In its response to Home Secretary Michael Howard's consultation paper on disclosure, the group attacks what it sees as a distinct prosecution bias.
And it says plans to limit disclosure by the prosecutor to the defence will erode the balance between the two sides in breach of European Court of Human Rights' rulings.
The document goes on to defend the defence lawyer's role in the criminal justice system, accusing the consultation of adopting a negative approach.
"In contrast with the 'integrity', 'professionalism' and 'judgment' of the prosecuting authorities, the defence is presented as a barrier to the process, rather than an essential part of it," the document says.
Justice does, however, recognise the need for a statutory disclosure regime. But it argues the defence should have access to all non-sensitive material held by the prosecution while decisions over sensitive material should be made by the courts, not the prosecutor.
Director Anne Owers said: "The Government's proposals would seriously imbalance the equality of arms between the prosecution and the defence.

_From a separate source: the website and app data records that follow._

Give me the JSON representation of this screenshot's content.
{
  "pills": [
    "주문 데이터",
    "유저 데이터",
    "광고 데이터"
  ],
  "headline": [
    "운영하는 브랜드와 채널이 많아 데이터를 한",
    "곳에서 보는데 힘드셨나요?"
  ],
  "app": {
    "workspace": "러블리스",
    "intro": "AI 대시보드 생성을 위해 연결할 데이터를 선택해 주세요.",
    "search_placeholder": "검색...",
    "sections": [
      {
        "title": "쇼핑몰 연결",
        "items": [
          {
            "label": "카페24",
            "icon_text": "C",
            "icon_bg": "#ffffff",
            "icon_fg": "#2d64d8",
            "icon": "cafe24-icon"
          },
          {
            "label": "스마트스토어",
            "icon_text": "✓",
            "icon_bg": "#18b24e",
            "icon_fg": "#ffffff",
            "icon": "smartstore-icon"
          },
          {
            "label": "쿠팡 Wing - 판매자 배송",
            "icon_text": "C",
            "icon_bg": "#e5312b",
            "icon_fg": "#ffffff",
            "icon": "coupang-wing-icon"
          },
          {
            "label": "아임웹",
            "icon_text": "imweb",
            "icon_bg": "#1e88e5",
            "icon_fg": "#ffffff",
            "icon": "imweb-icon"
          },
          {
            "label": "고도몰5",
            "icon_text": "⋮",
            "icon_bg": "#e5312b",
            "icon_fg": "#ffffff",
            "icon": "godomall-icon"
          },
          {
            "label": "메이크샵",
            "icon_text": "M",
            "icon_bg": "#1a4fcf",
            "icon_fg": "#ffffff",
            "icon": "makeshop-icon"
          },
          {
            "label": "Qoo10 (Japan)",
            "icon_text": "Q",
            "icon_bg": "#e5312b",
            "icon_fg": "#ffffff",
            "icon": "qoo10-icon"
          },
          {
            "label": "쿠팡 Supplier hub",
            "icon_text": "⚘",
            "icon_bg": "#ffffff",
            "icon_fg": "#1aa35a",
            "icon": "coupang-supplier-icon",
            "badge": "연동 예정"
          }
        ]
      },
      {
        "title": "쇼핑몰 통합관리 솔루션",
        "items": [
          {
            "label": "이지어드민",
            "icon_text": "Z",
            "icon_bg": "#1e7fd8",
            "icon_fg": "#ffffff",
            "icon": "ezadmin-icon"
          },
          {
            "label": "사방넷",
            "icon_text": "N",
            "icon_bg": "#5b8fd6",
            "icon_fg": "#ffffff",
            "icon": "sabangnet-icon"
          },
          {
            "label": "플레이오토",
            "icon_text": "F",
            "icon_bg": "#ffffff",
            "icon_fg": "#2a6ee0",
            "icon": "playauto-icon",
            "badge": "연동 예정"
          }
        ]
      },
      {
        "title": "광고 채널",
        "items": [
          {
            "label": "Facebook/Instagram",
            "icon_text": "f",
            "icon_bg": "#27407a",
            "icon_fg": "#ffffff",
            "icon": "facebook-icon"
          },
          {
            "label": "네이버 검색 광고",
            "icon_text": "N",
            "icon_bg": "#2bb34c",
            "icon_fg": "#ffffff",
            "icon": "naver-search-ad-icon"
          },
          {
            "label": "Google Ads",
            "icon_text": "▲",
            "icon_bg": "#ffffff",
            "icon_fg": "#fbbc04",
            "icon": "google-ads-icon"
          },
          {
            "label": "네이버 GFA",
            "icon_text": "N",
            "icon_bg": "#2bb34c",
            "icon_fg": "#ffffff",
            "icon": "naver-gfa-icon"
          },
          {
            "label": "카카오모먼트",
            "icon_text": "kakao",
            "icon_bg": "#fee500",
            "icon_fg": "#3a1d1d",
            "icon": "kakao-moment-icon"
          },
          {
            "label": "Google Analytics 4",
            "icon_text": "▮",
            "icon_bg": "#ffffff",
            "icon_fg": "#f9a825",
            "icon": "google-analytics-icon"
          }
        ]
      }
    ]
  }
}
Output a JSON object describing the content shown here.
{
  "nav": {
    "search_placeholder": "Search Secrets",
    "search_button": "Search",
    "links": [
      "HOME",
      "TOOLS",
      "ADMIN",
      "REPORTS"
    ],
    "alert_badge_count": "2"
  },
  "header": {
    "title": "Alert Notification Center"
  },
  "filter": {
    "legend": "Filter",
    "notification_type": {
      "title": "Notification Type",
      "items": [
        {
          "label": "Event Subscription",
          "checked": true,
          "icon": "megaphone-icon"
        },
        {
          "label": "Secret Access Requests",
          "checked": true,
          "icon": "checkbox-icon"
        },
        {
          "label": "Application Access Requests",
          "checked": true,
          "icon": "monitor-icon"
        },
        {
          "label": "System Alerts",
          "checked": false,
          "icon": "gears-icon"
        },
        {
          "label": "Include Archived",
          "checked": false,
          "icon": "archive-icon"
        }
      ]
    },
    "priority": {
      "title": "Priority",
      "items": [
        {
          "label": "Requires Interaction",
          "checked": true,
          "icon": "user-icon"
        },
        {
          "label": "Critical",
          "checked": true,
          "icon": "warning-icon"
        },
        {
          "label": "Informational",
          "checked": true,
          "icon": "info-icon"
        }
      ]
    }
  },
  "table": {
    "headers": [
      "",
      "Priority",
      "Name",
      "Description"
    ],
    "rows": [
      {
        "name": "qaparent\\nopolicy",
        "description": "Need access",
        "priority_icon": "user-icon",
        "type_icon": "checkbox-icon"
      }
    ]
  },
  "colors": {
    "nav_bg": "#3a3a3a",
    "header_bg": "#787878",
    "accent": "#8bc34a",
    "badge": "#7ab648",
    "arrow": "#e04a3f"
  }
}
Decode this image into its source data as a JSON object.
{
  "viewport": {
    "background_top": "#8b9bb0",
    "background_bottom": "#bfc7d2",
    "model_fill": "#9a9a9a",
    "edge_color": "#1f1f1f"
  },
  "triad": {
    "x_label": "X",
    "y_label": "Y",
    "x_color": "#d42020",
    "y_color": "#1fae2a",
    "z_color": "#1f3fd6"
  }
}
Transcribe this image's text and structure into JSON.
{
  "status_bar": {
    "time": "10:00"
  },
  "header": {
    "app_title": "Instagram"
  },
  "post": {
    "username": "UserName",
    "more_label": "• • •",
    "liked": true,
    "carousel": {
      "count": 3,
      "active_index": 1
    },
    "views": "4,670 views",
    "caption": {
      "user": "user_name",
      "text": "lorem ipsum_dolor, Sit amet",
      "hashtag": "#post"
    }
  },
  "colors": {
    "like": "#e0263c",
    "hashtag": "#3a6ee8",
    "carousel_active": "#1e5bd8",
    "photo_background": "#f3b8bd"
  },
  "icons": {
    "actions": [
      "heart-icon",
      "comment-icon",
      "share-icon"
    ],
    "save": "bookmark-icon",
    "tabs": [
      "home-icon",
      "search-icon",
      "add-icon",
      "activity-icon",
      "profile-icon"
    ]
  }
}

"We do not want to lurch back to the situation were the prosecution held all the cards and knows when and where to play them."